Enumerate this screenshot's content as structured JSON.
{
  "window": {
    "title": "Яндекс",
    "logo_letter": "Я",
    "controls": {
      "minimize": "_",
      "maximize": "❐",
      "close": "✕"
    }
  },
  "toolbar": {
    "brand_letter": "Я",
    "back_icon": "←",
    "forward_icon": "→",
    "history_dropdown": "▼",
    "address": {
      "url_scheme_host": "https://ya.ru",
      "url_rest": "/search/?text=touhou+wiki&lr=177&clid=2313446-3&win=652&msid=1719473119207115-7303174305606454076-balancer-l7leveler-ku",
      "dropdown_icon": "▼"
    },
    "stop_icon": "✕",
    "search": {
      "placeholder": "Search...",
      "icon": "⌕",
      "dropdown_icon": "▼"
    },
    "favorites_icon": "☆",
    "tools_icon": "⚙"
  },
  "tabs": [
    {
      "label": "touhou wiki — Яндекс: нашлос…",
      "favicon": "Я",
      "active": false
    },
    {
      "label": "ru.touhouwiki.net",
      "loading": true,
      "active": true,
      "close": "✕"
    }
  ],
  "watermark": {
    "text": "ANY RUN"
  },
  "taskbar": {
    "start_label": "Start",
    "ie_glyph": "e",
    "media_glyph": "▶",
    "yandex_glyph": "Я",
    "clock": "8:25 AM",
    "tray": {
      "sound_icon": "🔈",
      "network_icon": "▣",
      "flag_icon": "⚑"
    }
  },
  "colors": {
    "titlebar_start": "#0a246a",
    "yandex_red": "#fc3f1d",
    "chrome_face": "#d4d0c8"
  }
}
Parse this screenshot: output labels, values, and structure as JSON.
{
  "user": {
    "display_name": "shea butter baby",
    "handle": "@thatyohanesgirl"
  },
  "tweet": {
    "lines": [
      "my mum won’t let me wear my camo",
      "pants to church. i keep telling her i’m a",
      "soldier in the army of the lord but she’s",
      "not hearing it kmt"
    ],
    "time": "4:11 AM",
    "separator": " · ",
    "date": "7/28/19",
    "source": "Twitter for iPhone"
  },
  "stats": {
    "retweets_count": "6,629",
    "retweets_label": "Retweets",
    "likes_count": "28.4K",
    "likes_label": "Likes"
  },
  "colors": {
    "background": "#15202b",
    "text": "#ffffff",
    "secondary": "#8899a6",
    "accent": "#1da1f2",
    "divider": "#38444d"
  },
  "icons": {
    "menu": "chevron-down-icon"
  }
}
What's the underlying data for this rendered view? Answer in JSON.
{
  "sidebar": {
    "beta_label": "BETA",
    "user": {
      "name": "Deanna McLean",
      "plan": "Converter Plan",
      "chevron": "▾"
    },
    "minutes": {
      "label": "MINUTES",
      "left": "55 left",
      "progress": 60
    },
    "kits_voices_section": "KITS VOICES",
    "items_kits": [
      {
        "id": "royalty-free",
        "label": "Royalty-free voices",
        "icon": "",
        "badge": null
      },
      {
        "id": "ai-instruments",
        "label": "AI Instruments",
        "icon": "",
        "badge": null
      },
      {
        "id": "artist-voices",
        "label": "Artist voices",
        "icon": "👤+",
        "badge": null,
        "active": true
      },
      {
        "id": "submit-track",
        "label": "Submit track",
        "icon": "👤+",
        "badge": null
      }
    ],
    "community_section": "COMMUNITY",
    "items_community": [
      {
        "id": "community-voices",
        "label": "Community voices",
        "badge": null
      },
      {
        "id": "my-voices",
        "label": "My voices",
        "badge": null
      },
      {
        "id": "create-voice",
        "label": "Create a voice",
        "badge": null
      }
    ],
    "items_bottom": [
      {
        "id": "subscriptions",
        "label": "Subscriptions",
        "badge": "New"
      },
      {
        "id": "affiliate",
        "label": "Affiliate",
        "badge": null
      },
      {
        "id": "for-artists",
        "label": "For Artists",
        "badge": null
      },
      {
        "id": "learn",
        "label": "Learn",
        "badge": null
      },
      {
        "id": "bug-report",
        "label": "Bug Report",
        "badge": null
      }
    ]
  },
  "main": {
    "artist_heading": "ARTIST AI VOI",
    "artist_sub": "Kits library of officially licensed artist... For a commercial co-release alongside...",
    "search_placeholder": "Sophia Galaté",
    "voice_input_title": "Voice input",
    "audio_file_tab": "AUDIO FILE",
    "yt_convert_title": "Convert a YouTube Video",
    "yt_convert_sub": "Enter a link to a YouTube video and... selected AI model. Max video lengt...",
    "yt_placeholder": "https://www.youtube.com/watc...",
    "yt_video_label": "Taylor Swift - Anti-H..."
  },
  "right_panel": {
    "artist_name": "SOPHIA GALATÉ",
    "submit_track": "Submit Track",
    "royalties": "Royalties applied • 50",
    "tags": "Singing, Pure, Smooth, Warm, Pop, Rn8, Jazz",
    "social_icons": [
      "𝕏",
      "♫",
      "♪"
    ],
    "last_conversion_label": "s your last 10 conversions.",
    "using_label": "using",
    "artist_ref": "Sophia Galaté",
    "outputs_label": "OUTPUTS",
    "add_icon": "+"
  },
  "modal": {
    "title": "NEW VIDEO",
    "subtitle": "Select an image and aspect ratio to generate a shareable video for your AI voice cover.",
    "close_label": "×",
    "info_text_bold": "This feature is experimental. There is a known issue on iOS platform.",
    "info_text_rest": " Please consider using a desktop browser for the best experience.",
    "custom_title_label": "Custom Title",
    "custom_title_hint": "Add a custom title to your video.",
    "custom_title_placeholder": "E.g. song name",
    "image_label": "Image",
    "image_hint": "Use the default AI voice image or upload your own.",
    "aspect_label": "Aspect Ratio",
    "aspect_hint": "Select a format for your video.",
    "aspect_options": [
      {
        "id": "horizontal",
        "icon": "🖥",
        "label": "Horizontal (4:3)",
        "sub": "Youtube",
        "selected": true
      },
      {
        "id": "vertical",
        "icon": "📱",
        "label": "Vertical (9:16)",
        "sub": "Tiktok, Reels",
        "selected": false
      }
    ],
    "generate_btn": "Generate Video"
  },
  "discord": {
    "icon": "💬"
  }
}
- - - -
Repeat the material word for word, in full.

=== Written reply ===
Enumerate this screenshot's content as structured JSON.
{
  "window": {
    "title": "Яндекс",
    "logo_letter": "Я",
    "controls": {
      "minimize": "_",
      "maximize": "❐",
      "close": "✕"
    }
  },
  "toolbar": {
    "brand_letter": "Я",
    "back_icon": "←",
    "forward_icon": "→",
    "history_dropdown": "▼",
    "address": {
      "url_scheme_host": "https://ya.ru",
      "url_rest": "/search/?text=touhou+wiki&lr=177&clid=2313446-3&win=652&msid=1719473119207115-7303174305606454076-balancer-l7leveler-ku",
      "dropdown_icon": "▼"
    },
    "stop_icon": "✕",
    "search": {
      "placeholder": "Search...",
      "icon": "⌕",
      "dropdown_icon": "▼"
    },
    "favorites_icon": "☆",
    "tools_icon": "⚙"
  },
  "tabs": [
    {
      "label": "touhou wiki — Яндекс: нашлос…",
      "favicon": "Я",
      "active": false
    },
    {
      "label": "ru.touhouwiki.net",
      "loading": true,
      "active": true,
      "close": "✕"
    }
  ],
  "watermark": {
    "text": "ANY RUN"
  },
  "taskbar": {
    "start_label": "Start",
    "ie_glyph": "e",
    "media_glyph": "▶",
    "yandex_glyph": "Я",
    "clock": "8:25 AM",
    "tray": {
      "sound_icon": "🔈",
      "network_icon": "▣",
      "flag_icon": "⚑"
    }
  },
  "colors": {
    "titlebar_start": "#0a246a",
    "yandex_red": "#fc3f1d",
    "chrome_face": "#d4d0c8"
  }
}
Parse this screenshot: output labels, values, and structure as JSON.
{
  "user": {
    "display_name": "shea butter baby",
    "handle": "@thatyohanesgirl"
  },
  "tweet": {
    "lines": [
      "my mum won’t let me wear my camo",
      "pants to church. i keep telling her i’m a",
      "soldier in the army of the lord but she’s",
      "not hearing it kmt"
    ],
    "time": "4:11 AM",
    "separator": " · ",
    "date": "7/28/19",
    "source": "Twitter for iPhone"
  },
  "stats": {
    "retweets_count": "6,629",
    "retweets_label": "Retweets",
    "likes_count": "28.4K",
    "likes_label": "Likes"
  },
  "colors": {
    "background": "#15202b",
    "text": "#ffffff",
    "secondary": "#8899a6",
    "accent": "#1da1f2",
    "divider": "#38444d"
  },
  "icons": {
    "menu": "chevron-down-icon"
  }
}
What's the underlying data for this rendered view? Answer in JSON.
{
  "sidebar": {
    "beta_label": "BETA",
    "user": {
      "name": "Deanna McLean",
      "plan": "Converter Plan",
      "chevron": "▾"
    },
    "minutes": {
      "label": "MINUTES",
      "left": "55 left",
      "progress": 60
    },
    "kits_voices_section": "KITS VOICES",
    "items_kits": [
      {
        "id": "royalty-free",
        "label": "Royalty-free voices",
        "icon": "",
        "badge": null
      },
      {
        "id": "ai-instruments",
        "label": "AI Instruments",
        "icon": "",
        "badge": null
      },
      {
        "id": "artist-voices",
        "label": "Artist voices",
        "icon": "👤+",
        "badge": null,
        "active": true
      },
      {
        "id": "submit-track",
        "label": "Submit track",
        "icon": "👤+",
        "badge": null
      }
    ],
    "community_section": "COMMUNITY",
    "items_community": [
      {
        "id": "community-voices",
        "label": "Community voices",
        "badge": null
      },
      {
        "id": "my-voices",
        "label": "My voices",
        "badge": null
      },
      {
        "id": "create-voice",
        "label": "Create a voice",
        "badge": null
      }
    ],
    "items_bottom": [
      {
        "id": "subscriptions",
        "label": "Subscriptions",
        "badge": "New"
      },
      {
        "id": "affiliate",
        "label": "Affiliate",
        "badge": null
      },
      {
        "id": "for-artists",
        "label": "For Artists",
        "badge": null
      },
      {
        "id": "learn",
        "label": "Learn",
        "badge": null
      },
      {
        "id": "bug-report",
        "label": "Bug Report",
        "badge": null
      }
    ]
  },
  "main": {
    "artist_heading": "ARTIST AI VOI",
    "artist_sub": "Kits library of officially licensed artist... For a commercial co-release alongside...",
    "search_placeholder": "Sophia Galaté",
    "voice_input_title": "Voice input",
    "audio_file_tab": "AUDIO FILE",
    "yt_convert_title": "Convert a YouTube Video",
    "yt_convert_sub": "Enter a link to a YouTube video and... selected AI model. Max video lengt...",
    "yt_placeholder": "https://www.youtube.com/watc...",
    "yt_video_label": "Taylor Swift - Anti-H..."
  },
  "right_panel": {
    "artist_name": "SOPHIA GALATÉ",
    "submit_track": "Submit Track",
    "royalties": "Royalties applied • 50",
    "tags": "Singing, Pure, Smooth, Warm, Pop, Rn8, Jazz",
    "social_icons": [
      "𝕏",
      "♫",
      "♪"
    ],
    "last_conversion_label": "s your last 10 conversions.",
    "using_label": "using",
    "artist_ref": "Sophia Galaté",
    "outputs_label": "OUTPUTS",
    "add_icon": "+"
  },
  "modal": {
    "title": "NEW VIDEO",
    "subtitle": "Select an image and aspect ratio to generate a shareable video for your AI voice cover.",
    "close_label": "×",
    "info_text_bold": "This feature is experimental. There is a known issue on iOS platform.",
    "info_text_rest": " Please consider using a desktop browser for the best experience.",
    "custom_title_label": "Custom Title",
    "custom_title_hint": "Add a custom title to your video.",
    "custom_title_placeholder": "E.g. song name",
    "image_label": "Image",
    "image_hint": "Use the default AI voice image or upload your own.",
    "aspect_label": "Aspect Ratio",
    "aspect_hint": "Select a format for your video.",
    "aspect_options": [
      {
        "id": "horizontal",
        "icon": "🖥",
        "label": "Horizontal (4:3)",
        "sub": "Youtube",
        "selected": true
      },
      {
        "id": "vertical",
        "icon": "📱",
        "label": "Vertical (9:16)",
        "sub": "Tiktok, Reels",
        "selected": false
      }
    ],
    "generate_btn": "Generate Video"
  },
  "discord": {
    "icon": "💬"
  }
}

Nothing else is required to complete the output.